In Hamilton in 2013, consultant for the now defunct National Fluoridation Information Service, Dr Robin Whyman explained the new theory. He said that when fluoride is swallowed, it is stored in the bones and soft tissue. It is then released during the day into the blood stream and eventually secreted by the salivary glands, providing a topical benefit to the tooth surface.
But simple math shows this new theory does not hold water any more than the older dis-proven theory as the amount of fluoride required for topical benefit is much higher than what is secreted from the salivary glands.
The Ministry of Health advises that children should brush their teeth with adult strength toothpaste containing fluoride of 1,000 parts per million (ppm) rather than the child strength toothpaste, which only has 400ppm. They say that 400ppm is not strong enough to provide a benefit. Yet fluoridated water only contains 0.85ppm and the amount secreted into the salivary glands is only 0.016ppm.
This doesn’t add up. If 400ppm child strength is not strong enough to provide a benefit, how can the 0.016ppm that is secreted from the salivary glands provide a benefit? 0.016ppm is approximately 62,500 times less fluoride than 1,000ppm in adult strength toothpaste.The New Zealand dentists group Fluoride Information Network for Dentists also explain scientifically why this theory is flawed.

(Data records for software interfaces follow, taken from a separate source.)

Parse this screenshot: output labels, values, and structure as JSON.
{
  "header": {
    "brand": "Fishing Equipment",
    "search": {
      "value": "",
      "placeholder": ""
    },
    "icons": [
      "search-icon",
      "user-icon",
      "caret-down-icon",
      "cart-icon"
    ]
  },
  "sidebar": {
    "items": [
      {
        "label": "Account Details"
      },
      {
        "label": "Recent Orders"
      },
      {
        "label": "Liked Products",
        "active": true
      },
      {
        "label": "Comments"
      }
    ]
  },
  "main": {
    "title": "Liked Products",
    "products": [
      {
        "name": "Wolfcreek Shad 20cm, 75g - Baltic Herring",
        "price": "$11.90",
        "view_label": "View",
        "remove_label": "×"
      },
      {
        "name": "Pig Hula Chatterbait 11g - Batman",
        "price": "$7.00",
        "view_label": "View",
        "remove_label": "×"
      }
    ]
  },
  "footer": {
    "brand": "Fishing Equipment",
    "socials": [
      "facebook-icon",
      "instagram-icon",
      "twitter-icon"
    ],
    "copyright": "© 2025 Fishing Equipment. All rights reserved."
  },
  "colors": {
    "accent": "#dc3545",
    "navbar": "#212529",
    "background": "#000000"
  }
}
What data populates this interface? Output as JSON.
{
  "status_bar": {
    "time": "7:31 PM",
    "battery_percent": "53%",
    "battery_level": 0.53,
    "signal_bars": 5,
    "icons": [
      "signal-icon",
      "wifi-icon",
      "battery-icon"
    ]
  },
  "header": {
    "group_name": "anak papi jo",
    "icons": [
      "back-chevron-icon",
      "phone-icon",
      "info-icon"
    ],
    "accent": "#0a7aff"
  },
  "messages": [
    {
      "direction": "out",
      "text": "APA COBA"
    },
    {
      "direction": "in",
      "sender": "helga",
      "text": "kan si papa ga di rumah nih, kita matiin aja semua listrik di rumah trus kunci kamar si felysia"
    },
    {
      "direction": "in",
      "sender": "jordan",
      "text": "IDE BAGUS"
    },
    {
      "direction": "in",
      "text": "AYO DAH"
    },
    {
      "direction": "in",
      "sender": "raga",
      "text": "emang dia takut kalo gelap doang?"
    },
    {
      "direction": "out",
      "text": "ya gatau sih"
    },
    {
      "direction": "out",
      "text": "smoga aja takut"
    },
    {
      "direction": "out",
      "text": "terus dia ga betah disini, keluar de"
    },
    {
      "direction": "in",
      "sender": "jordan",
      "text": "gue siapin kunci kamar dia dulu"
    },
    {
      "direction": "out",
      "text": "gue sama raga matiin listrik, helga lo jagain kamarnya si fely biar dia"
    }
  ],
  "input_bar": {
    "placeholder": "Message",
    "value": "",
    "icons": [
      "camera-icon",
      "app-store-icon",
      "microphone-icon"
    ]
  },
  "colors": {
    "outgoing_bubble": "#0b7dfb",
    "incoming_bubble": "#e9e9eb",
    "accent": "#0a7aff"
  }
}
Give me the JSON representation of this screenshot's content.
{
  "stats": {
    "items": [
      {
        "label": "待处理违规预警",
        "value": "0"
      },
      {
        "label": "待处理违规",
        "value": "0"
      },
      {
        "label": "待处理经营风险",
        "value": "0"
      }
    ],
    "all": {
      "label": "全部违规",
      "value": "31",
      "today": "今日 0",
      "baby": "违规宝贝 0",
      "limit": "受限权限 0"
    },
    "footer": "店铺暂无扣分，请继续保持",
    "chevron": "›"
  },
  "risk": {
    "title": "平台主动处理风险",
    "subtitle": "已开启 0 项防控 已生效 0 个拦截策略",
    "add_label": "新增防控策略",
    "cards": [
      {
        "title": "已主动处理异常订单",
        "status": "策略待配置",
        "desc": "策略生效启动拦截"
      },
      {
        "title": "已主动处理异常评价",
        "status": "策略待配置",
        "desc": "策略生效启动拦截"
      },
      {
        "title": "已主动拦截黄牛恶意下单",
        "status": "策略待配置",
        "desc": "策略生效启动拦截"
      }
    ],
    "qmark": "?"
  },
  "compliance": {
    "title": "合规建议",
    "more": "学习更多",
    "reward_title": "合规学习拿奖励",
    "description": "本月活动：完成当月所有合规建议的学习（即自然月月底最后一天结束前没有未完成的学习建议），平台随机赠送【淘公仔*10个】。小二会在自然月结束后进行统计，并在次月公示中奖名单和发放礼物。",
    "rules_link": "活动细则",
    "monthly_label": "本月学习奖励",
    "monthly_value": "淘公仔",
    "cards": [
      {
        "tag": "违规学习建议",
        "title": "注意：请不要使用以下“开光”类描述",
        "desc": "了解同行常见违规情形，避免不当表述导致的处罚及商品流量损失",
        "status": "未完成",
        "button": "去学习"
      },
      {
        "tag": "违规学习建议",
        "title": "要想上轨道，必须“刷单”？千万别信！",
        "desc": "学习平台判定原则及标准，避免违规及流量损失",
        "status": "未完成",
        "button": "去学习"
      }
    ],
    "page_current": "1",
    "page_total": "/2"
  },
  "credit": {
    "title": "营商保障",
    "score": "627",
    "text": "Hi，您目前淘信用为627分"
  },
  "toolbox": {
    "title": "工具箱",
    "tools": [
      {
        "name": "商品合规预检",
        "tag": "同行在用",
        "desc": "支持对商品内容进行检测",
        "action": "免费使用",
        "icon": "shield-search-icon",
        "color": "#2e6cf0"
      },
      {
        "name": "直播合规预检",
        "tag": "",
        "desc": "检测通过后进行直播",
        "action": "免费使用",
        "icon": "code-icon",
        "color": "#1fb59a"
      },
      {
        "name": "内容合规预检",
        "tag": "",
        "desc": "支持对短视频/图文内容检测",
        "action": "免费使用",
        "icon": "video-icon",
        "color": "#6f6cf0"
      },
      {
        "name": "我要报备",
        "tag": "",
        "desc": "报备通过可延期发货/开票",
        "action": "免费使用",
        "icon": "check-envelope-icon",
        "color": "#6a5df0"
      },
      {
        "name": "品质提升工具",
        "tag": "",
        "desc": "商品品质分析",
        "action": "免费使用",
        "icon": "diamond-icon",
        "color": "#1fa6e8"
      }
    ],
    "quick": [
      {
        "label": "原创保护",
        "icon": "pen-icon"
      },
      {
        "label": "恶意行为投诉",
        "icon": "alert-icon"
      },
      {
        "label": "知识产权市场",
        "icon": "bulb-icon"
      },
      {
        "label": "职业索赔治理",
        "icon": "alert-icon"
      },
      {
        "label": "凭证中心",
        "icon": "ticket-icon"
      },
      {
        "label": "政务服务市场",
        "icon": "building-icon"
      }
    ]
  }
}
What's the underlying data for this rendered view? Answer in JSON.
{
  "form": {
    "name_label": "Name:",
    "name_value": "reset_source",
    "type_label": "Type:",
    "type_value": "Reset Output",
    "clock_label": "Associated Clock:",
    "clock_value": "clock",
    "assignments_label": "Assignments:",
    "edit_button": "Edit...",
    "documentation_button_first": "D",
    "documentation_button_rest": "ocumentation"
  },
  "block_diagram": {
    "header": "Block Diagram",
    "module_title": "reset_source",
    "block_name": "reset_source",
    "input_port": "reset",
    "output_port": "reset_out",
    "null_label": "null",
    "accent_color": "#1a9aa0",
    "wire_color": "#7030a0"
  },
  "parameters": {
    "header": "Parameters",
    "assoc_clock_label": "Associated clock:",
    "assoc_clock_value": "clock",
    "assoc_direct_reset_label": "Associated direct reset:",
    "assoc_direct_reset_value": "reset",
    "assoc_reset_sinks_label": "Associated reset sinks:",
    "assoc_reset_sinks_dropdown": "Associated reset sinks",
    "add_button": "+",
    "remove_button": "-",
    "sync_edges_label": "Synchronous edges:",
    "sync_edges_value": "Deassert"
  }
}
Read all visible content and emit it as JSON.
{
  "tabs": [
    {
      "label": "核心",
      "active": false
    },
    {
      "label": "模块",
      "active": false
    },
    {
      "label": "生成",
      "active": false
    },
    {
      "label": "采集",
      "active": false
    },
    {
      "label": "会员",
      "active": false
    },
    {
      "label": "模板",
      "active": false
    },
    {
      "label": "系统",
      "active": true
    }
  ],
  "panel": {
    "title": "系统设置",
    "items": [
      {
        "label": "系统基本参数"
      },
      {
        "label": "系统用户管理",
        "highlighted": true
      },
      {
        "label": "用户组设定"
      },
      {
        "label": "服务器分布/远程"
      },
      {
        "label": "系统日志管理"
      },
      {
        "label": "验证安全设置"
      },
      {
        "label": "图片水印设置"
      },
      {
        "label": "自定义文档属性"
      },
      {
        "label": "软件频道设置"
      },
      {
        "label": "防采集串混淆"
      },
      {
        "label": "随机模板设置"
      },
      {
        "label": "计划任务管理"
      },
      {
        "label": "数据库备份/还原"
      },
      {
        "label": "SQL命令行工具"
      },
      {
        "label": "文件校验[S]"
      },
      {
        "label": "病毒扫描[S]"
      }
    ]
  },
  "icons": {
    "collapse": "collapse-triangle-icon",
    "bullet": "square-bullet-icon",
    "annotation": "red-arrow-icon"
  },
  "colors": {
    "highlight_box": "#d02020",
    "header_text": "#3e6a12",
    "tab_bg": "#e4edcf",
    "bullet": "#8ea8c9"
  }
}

However, you don’t need to be a scientist as common sense tells us that this is not a credible theory. Remember, they were wrong about the previous theory.